--- Directions for this task ---
Copy out all the entries exactly.

--- Material shown ---
#####

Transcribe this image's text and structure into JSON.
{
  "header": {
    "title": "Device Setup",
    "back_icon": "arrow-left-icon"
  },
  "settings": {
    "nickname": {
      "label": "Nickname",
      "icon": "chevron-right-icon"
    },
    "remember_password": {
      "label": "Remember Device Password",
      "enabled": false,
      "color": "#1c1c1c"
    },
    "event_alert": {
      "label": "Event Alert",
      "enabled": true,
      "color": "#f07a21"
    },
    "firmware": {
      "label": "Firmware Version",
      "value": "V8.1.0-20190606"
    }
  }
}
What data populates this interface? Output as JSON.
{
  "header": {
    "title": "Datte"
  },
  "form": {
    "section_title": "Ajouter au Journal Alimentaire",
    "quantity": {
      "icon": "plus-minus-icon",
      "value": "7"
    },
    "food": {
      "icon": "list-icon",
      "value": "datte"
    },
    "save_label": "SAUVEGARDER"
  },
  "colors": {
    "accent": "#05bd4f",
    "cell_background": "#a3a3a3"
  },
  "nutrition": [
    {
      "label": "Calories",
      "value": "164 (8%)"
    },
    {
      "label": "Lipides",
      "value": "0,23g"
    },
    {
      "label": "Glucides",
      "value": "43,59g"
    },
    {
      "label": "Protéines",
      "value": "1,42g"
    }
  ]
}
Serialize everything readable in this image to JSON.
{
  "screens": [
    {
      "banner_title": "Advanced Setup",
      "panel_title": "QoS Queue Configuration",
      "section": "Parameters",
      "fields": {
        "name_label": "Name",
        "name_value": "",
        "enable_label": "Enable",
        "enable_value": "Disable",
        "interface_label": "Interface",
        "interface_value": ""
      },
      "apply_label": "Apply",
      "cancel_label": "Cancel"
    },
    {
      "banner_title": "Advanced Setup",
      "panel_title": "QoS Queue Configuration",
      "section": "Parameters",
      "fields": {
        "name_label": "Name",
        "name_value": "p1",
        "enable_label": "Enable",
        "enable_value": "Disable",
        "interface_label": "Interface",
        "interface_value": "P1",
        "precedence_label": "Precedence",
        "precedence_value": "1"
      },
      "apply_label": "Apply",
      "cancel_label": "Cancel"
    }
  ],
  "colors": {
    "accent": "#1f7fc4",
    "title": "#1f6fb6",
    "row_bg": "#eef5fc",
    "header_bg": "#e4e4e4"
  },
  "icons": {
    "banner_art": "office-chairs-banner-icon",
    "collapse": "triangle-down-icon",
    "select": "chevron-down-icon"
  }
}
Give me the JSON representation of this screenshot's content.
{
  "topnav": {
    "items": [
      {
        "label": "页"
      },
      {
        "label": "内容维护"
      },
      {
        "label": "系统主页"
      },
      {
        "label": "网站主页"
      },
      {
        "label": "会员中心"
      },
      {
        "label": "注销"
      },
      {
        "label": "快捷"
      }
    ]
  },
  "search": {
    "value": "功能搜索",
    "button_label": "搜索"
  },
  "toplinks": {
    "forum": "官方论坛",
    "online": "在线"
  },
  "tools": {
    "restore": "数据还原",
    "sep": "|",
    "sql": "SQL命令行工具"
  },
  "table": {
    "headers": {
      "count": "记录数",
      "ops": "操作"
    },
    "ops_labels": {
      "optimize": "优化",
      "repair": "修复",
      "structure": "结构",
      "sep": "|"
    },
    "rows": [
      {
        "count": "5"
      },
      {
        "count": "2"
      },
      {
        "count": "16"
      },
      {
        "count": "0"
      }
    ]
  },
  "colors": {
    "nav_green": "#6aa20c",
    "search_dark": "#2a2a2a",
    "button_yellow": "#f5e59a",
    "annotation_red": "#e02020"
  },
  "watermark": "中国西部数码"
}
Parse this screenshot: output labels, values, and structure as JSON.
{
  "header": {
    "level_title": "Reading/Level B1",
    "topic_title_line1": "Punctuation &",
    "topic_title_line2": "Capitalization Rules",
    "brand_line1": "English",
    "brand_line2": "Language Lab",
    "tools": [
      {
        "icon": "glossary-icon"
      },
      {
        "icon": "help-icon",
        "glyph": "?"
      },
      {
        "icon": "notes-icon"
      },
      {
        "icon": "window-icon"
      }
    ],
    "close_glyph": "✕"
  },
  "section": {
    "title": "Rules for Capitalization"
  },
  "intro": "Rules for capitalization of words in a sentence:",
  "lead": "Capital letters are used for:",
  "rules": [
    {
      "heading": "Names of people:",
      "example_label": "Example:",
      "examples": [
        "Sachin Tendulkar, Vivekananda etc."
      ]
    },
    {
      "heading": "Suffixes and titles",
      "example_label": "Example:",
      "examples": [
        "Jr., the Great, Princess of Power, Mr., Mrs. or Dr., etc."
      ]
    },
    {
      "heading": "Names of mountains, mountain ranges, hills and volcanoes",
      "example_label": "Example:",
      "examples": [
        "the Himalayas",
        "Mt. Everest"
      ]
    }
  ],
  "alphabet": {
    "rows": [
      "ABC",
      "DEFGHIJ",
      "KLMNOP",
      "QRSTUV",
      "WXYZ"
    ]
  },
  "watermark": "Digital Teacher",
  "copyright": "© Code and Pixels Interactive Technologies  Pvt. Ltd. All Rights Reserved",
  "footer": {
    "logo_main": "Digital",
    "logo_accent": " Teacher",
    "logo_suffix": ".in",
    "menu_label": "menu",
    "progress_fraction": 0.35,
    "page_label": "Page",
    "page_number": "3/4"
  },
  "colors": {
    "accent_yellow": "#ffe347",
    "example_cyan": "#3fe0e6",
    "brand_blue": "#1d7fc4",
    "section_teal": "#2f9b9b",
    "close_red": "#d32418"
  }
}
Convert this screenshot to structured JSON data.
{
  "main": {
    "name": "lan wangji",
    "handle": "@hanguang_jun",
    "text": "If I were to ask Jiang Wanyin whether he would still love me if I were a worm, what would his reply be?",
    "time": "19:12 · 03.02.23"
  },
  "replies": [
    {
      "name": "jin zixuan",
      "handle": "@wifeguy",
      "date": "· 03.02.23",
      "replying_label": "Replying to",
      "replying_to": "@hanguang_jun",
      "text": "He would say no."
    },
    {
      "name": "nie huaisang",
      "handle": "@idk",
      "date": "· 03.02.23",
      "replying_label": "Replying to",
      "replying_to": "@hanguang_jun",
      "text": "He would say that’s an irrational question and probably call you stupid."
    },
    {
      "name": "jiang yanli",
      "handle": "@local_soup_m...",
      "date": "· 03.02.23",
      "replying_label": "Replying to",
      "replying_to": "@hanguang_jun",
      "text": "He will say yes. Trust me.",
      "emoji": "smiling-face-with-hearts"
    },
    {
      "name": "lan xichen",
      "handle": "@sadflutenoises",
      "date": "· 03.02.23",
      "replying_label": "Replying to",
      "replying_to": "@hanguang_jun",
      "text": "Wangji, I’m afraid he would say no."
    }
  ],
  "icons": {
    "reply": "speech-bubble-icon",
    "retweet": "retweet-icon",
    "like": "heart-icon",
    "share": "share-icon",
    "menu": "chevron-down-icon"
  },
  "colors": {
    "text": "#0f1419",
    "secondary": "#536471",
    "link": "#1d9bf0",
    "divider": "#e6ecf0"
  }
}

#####

--- Expected answer ---
Transcribe this image's text and structure into JSON.
{
  "header": {
    "title": "Device Setup",
    "back_icon": "arrow-left-icon"
  },
  "settings": {
    "nickname": {
      "label": "Nickname",
      "icon": "chevron-right-icon"
    },
    "remember_password": {
      "label": "Remember Device Password",
      "enabled": false,
      "color": "#1c1c1c"
    },
    "event_alert": {
      "label": "Event Alert",
      "enabled": true,
      "color": "#f07a21"
    },
    "firmware": {
      "label": "Firmware Version",
      "value": "V8.1.0-20190606"
    }
  }
}
What data populates this interface? Output as JSON.
{
  "header": {
    "title": "Datte"
  },
  "form": {
    "section_title": "Ajouter au Journal Alimentaire",
    "quantity": {
      "icon": "plus-minus-icon",
      "value": "7"
    },
    "food": {
      "icon": "list-icon",
      "value": "datte"
    },
    "save_label": "SAUVEGARDER"
  },
  "colors": {
    "accent": "#05bd4f",
    "cell_background": "#a3a3a3"
  },
  "nutrition": [
    {
      "label": "Calories",
      "value": "164 (8%)"
    },
    {
      "label": "Lipides",
      "value": "0,23g"
    },
    {
      "label": "Glucides",
      "value": "43,59g"
    },
    {
      "label": "Protéines",
      "value": "1,42g"
    }
  ]
}
Serialize everything readable in this image to JSON.
{
  "screens": [
    {
      "banner_title": "Advanced Setup",
      "panel_title": "QoS Queue Configuration",
      "section": "Parameters",
      "fields": {
        "name_label": "Name",
        "name_value": "",
        "enable_label": "Enable",
        "enable_value": "Disable",
        "interface_label": "Interface",
        "interface_value": ""
      },
      "apply_label": "Apply",
      "cancel_label": "Cancel"
    },
    {
      "banner_title": "Advanced Setup",
      "panel_title": "QoS Queue Configuration",
      "section": "Parameters",
      "fields": {
        "name_label": "Name",
        "name_value": "p1",
        "enable_label": "Enable",
        "enable_value": "Disable",
        "interface_label": "Interface",
        "interface_value": "P1",
        "precedence_label": "Precedence",
        "precedence_value": "1"
      },
      "apply_label": "Apply",
      "cancel_label": "Cancel"
    }
  ],
  "colors": {
    "accent": "#1f7fc4",
    "title": "#1f6fb6",
    "row_bg": "#eef5fc",
    "header_bg": "#e4e4e4"
  },
  "icons": {
    "banner_art": "office-chairs-banner-icon",
    "collapse": "triangle-down-icon",
    "select": "chevron-down-icon"
  }
}
Give me the JSON representation of this screenshot's content.
{
  "topnav": {
    "items": [
      {
        "label": "页"
      },
      {
        "label": "内容维护"
      },
      {
        "label": "系统主页"
      },
      {
        "label": "网站主页"
      },
      {
        "label": "会员中心"
      },
      {
        "label": "注销"
      },
      {
        "label": "快捷"
      }
    ]
  },
  "search": {
    "value": "功能搜索",
    "button_label": "搜索"
  },
  "toplinks": {
    "forum": "官方论坛",
    "online": "在线"
  },
  "tools": {
    "restore": "数据还原",
    "sep": "|",
    "sql": "SQL命令行工具"
  },
  "table": {
    "headers": {
      "count": "记录数",
      "ops": "操作"
    },
    "ops_labels": {
      "optimize": "优化",
      "repair": "修复",
      "structure": "结构",
      "sep": "|"
    },
    "rows": [
      {
        "count": "5"
      },
      {
        "count": "2"
      },
      {
        "count": "16"
      },
      {
        "count": "0"
      }
    ]
  },
  "colors": {
    "nav_green": "#6aa20c",
    "search_dark": "#2a2a2a",
    "button_yellow": "#f5e59a",
    "annotation_red": "#e02020"
  },
  "watermark": "中国西部数码"
}
Parse this screenshot: output labels, values, and structure as JSON.
{
  "header": {
    "level_title": "Reading/Level B1",
    "topic_title_line1": "Punctuation &",
    "topic_title_line2": "Capitalization Rules",
    "brand_line1": "English",
    "brand_line2": "Language Lab",
    "tools": [
      {
        "icon": "glossary-icon"
      },
      {
        "icon": "help-icon",
        "glyph": "?"
      },
      {
        "icon": "notes-icon"
      },
      {
        "icon": "window-icon"
      }
    ],
    "close_glyph": "✕"
  },
  "section": {
    "title": "Rules for Capitalization"
  },
  "intro": "Rules for capitalization of words in a sentence:",
  "lead": "Capital letters are used for:",
  "rules": [
    {
      "heading": "Names of people:",
      "example_label": "Example:",
      "examples": [
        "Sachin Tendulkar, Vivekananda etc."
      ]
    },
    {
      "heading": "Suffixes and titles",
      "example_label": "Example:",
      "examples": [
        "Jr., the Great, Princess of Power, Mr., Mrs. or Dr., etc."
      ]
    },
    {
      "heading": "Names of mountains, mountain ranges, hills and volcanoes",
      "example_label": "Example:",
      "examples": [
        "the Himalayas",
        "Mt. Everest"
      ]
    }
  ],
  "alphabet": {
    "rows": [
      "ABC",
      "DEFGHIJ",
      "KLMNOP",
      "QRSTUV",
      "WXYZ"
    ]
  },
  "watermark": "Digital Teacher",
  "copyright": "© Code and Pixels Interactive Technologies  Pvt. Ltd. All Rights Reserved",
  "footer": {
    "logo_main": "Digital",
    "logo_accent": " Teacher",
    "logo_suffix": ".in",
    "menu_label": "menu",
    "progress_fraction": 0.35,
    "page_label": "Page",
    "page_number": "3/4"
  },
  "colors": {
    "accent_yellow": "#ffe347",
    "example_cyan": "#3fe0e6",
    "brand_blue": "#1d7fc4",
    "section_teal": "#2f9b9b",
    "close_red": "#d32418"
  }
}
Convert this screenshot to structured JSON data.
{
  "main": {
    "name": "lan wangji",
    "handle": "@hanguang_jun",
    "text": "If I were to ask Jiang Wanyin whether he would still love me if I were a worm, what would his reply be?",
    "time": "19:12 · 03.02.23"
  },
  "replies": [
    {
      "name": "jin zixuan",
      "handle": "@wifeguy",
      "date": "· 03.02.23",
      "replying_label": "Replying to",
      "replying_to": "@hanguang_jun",
      "text": "He would say no."
    },
    {
      "name": "nie huaisang",
      "handle": "@idk",
      "date": "· 03.02.23",
      "replying_label": "Replying to",
      "replying_to": "@hanguang_jun",
      "text": "He would say that’s an irrational question and probably call you stupid."
    },
    {
      "name": "jiang yanli",
      "handle": "@local_soup_m...",
      "date": "· 03.02.23",
      "replying_label": "Replying to",
      "replying_to": "@hanguang_jun",
      "text": "He will say yes. Trust me.",
      "emoji": "smiling-face-with-hearts"
    },
    {
      "name": "lan xichen",
      "handle": "@sadflutenoises",
      "date": "· 03.02.23",
      "replying_label": "Replying to",
      "replying_to": "@hanguang_jun",
      "text": "Wangji, I’m afraid he would say no."
    }
  ],
  "icons": {
    "reply": "speech-bubble-icon",
    "retweet": "retweet-icon",
    "like": "heart-icon",
    "share": "share-icon",
    "menu": "chevron-down-icon"
  },
  "colors": {
    "text": "#0f1419",
    "secondary": "#536471",
    "link": "#1d9bf0",
    "divider": "#e6ecf0"
  }
}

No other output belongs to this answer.